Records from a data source
>>>>>

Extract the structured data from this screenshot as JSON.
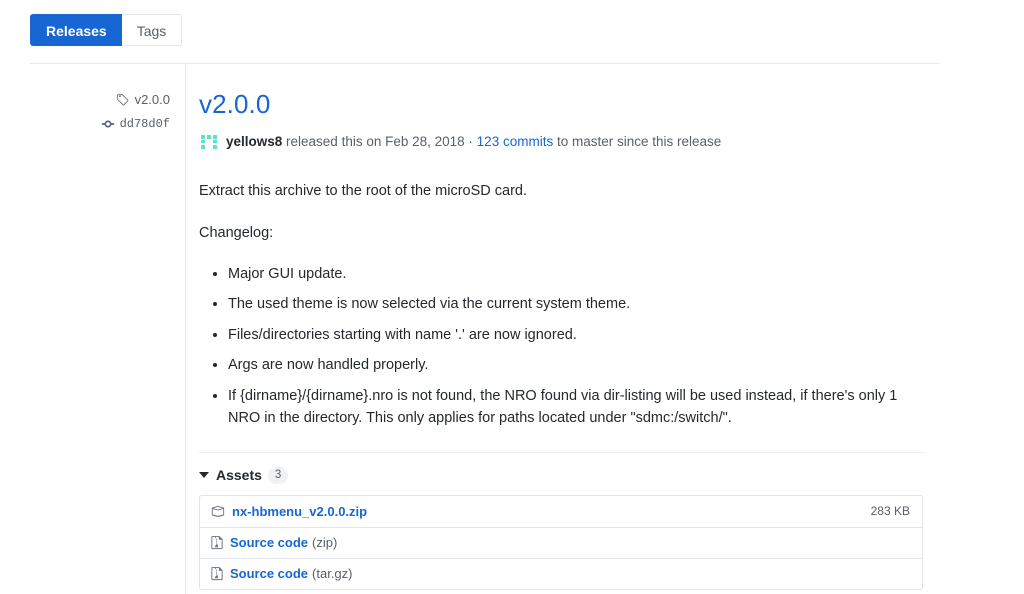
{
  "tabs": [
    {
      "label": "Releases",
      "active": true,
      "name": "tab-releases"
    },
    {
      "label": "Tags",
      "active": false,
      "name": "tab-tags"
    }
  ],
  "meta": {
    "tag_icon": "tag-icon",
    "tag_label": "v2.0.0",
    "commit_icon": "git-commit-icon",
    "commit_hash": "dd78d0f"
  },
  "release": {
    "title": "v2.0.0",
    "author": "yellows8",
    "byline_released": " released this on ",
    "date": "Feb 28, 2018",
    "byline_dot": " · ",
    "commits_link": "123 commits",
    "byline_tail": " to master since this release",
    "avatar_icon": "avatar-identicon"
  },
  "body": {
    "intro": "Extract this archive to the root of the microSD card.",
    "changelog_heading": "Changelog:",
    "changelog": [
      "Major GUI update.",
      "The used theme is now selected via the current system theme.",
      "Files/directories starting with name '.' are now ignored.",
      "Args are now handled properly.",
      "If {dirname}/{dirname}.nro is not found, the NRO found via dir-listing will be used instead, if there's only 1 NRO in the directory. This only applies for paths located under \"sdmc:/switch/\"."
    ]
  },
  "assets": {
    "label": "Assets",
    "count": "3",
    "caret_icon": "caret-down-icon",
    "items": [
      {
        "icon": "package-icon",
        "name": "nx-hbmenu_v2.0.0.zip",
        "ext": "",
        "size": "283 KB"
      },
      {
        "icon": "file-zip-icon",
        "name": "Source code",
        "ext": "(zip)",
        "size": ""
      },
      {
        "icon": "file-zip-icon",
        "name": "Source code",
        "ext": "(tar.gz)",
        "size": ""
      }
    ]
  },
  "colors": {
    "accent_blue": "#1766d4",
    "text": "#24292e",
    "muted": "#586069",
    "border": "#e1e4e8",
    "avatar_teal": "#5fe3c8"
  }
}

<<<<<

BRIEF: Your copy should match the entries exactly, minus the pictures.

SOLUTION FOR THIS EXERCISE:
Extract the structured data from this screenshot as JSON.
{
  "tabs": [
    {
      "label": "Releases",
      "active": true,
      "name": "tab-releases"
    },
    {
      "label": "Tags",
      "active": false,
      "name": "tab-tags"
    }
  ],
  "meta": {
    "tag_icon": "tag-icon",
    "tag_label": "v2.0.0",
    "commit_icon": "git-commit-icon",
    "commit_hash": "dd78d0f"
  },
  "release": {
    "title": "v2.0.0",
    "author": "yellows8",
    "byline_released": " released this on ",
    "date": "Feb 28, 2018",
    "byline_dot": " · ",
    "commits_link": "123 commits",
    "byline_tail": " to master since this release",
    "avatar_icon": "avatar-identicon"
  },
  "body": {
    "intro": "Extract this archive to the root of the microSD card.",
    "changelog_heading": "Changelog:",
    "changelog": [
      "Major GUI update.",
      "The used theme is now selected via the current system theme.",
      "Files/directories starting with name '.' are now ignored.",
      "Args are now handled properly.",
      "If {dirname}/{dirname}.nro is not found, the NRO found via dir-listing will be used instead, if there's only 1 NRO in the directory. This only applies for paths located under \"sdmc:/switch/\"."
    ]
  },
  "assets": {
    "label": "Assets",
    "count": "3",
    "caret_icon": "caret-down-icon",
    "items": [
      {
        "icon": "package-icon",
        "name": "nx-hbmenu_v2.0.0.zip",
        "ext": "",
        "size": "283 KB"
      },
      {
        "icon": "file-zip-icon",
        "name": "Source code",
        "ext": "(zip)",
        "size": ""
      },
      {
        "icon": "file-zip-icon",
        "name": "Source code",
        "ext": "(tar.gz)",
        "size": ""
      }
    ]
  },
  "colors": {
    "accent_blue": "#1766d4",
    "text": "#24292e",
    "muted": "#586069",
    "border": "#e1e4e8",
    "avatar_teal": "#5fe3c8"
  }
}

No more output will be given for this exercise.